My previous post about abortion has sparked some interesting conversations in its comment box, on Facebook, and Twitter. One of the most common views expressed by those who hold a Pro-Choice position is “you don’t have the right to force a woman to be pregnant.” I know it will shock them to hear this, but they’re right.
I don’t have the right to force someone to be pregnant. I don’t have the right to force someone to continue to be pregnant. I don’t have the right to force someone to become a mother against her will. I simply don’t.
And neither does anyone else.
To say that someone has been forced either to do or not do do something implies that they are being compelled to perform an action which is against their will under threat of physical harm or reprisal. This is what it means when we accuse someone of forcing someone else to do something. When we use the verb to force as it is properly understood, then it becomes immediately clear that no one has the right to threaten a woman with any type of punishment until and unless she continues a pregnancy.

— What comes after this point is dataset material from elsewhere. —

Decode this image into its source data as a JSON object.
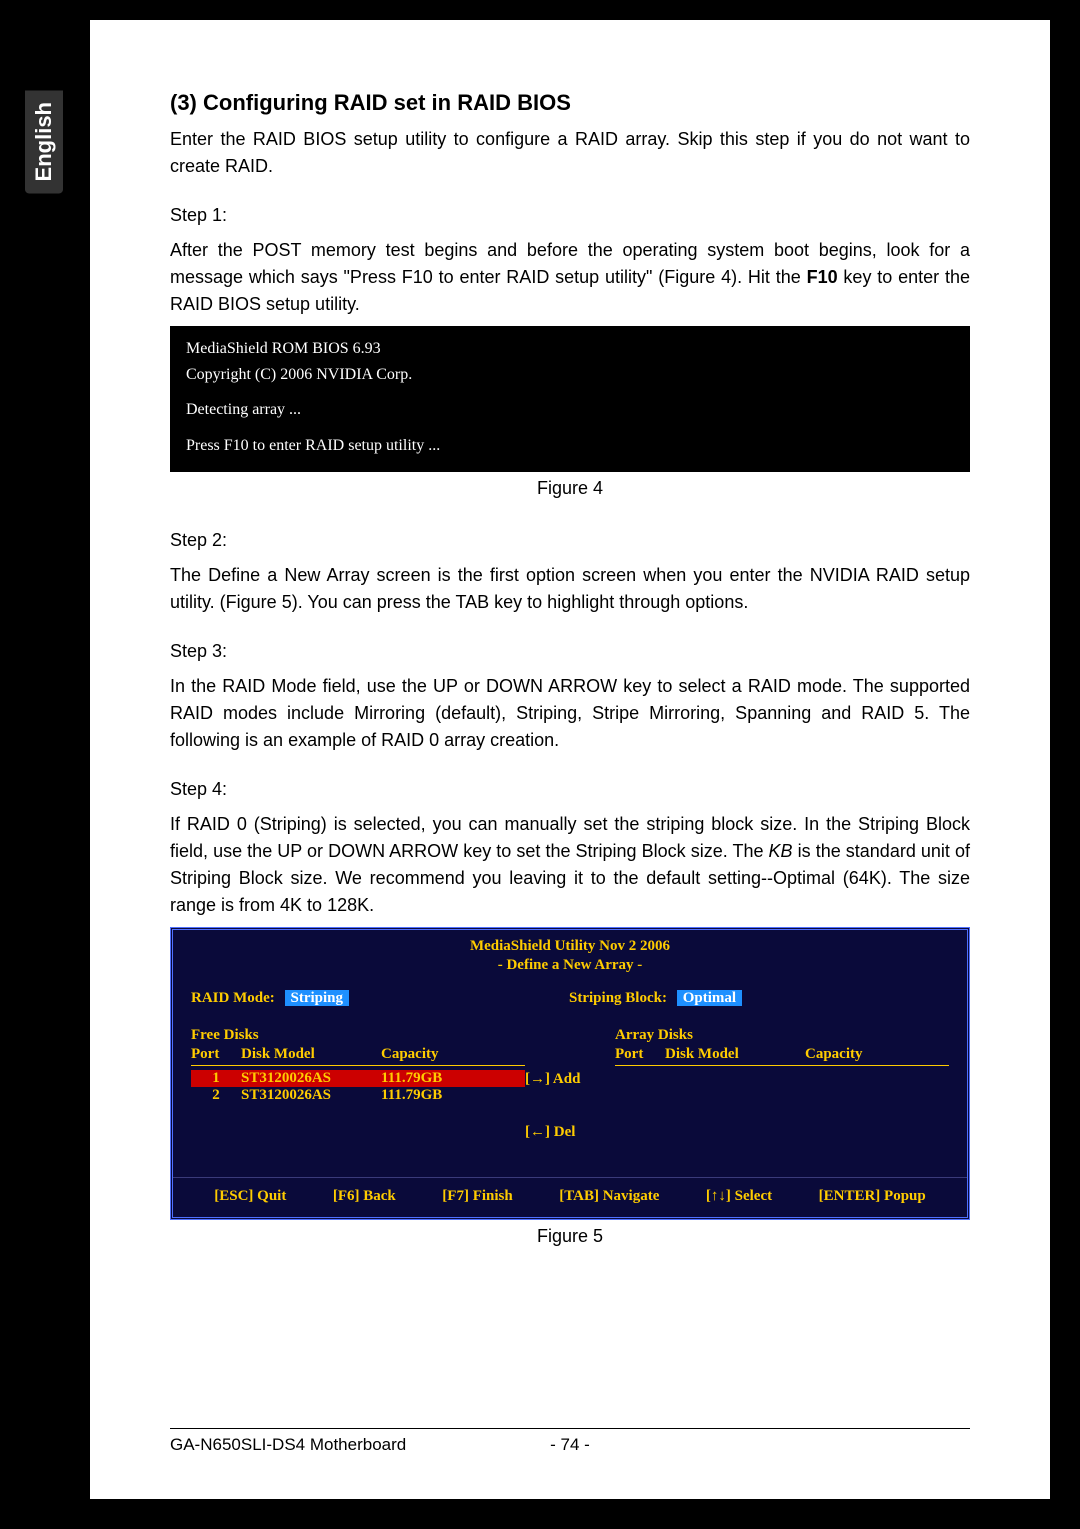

Nobody has the right to do that. Nobody. What we, as a society, do have the right to do is to require, and we do that all the time.
It is an accepted norm of human society that we require parents (this includes mothers) to care for their minor children. We do not accept conditions and exceptions to this rule. The age, sex, stage of development, and location of the child do not in any way preclude the obligation, the societal requirement, that the parents ensure that that child’s basic needs are met. This is true whether the child is living in the same residence as the parents or not. The obligation remains intact even if the minor child is away at boarding school, or living with relatives. Human society requires that the parents of each child be responsible and answerable for his/her health and safety.
In the event that the biological parents choose to pass the obligation for raising that child along to someone else (adoption), we still require that that happens in a way which is in the best interest of the child. This is precisely why a mother may leave her newborn in the safety of a hospital or other designated area (in Texas they can be left at fire or police stations as well as health facilities), but not in the dumpster, a field, or other unsafe place. Even in these extreme cases, our society requires that the parents of a new baby take care to ensure its health and safety.
This is not a new and radical position. The social contract which exists between parent and child is ingrained within every culture on Earth. This basic understanding of the duty owed by parents to their offspring predates its being codified into written law. There has never been a human civilization which did not hold this expectation for parents.
What is new is the position we now hold. Western society has decided that in the unfortunate instances when the biological parents of a child are incapable of caring for their child, we as a society will step in as a safety net, and see to his/her health and safety collectively. We recognize and so value each life that we have made the historically unprecedented decision to fulfill the parental obligation even in the absence of parental ability.
It is this basic human premise and recognition of human value which Pro-Life people call upon with regard to what is owed the child in the womb. We acknowledge the biological fact of the humanity of that developing human being, and require of its mother the same societal norm which exists for the well-being of all children. We expect that the parents of that child will meet and fulfill the basic needs of that child. In the event that they feel incapable of caring for that child long term, we place upon them the same obligation which is already in place – that they transfer the care of that child to someone else in a manner which safeguards the health, safety, and well-being of that child.
When it comes to abortion, my Pro-Choice readers are right. We cannot force a woman to do anything which is against her will. It is in light of the pre-existing societal obligation that we can and do require that she fulfill the duty which is already rightfully hers.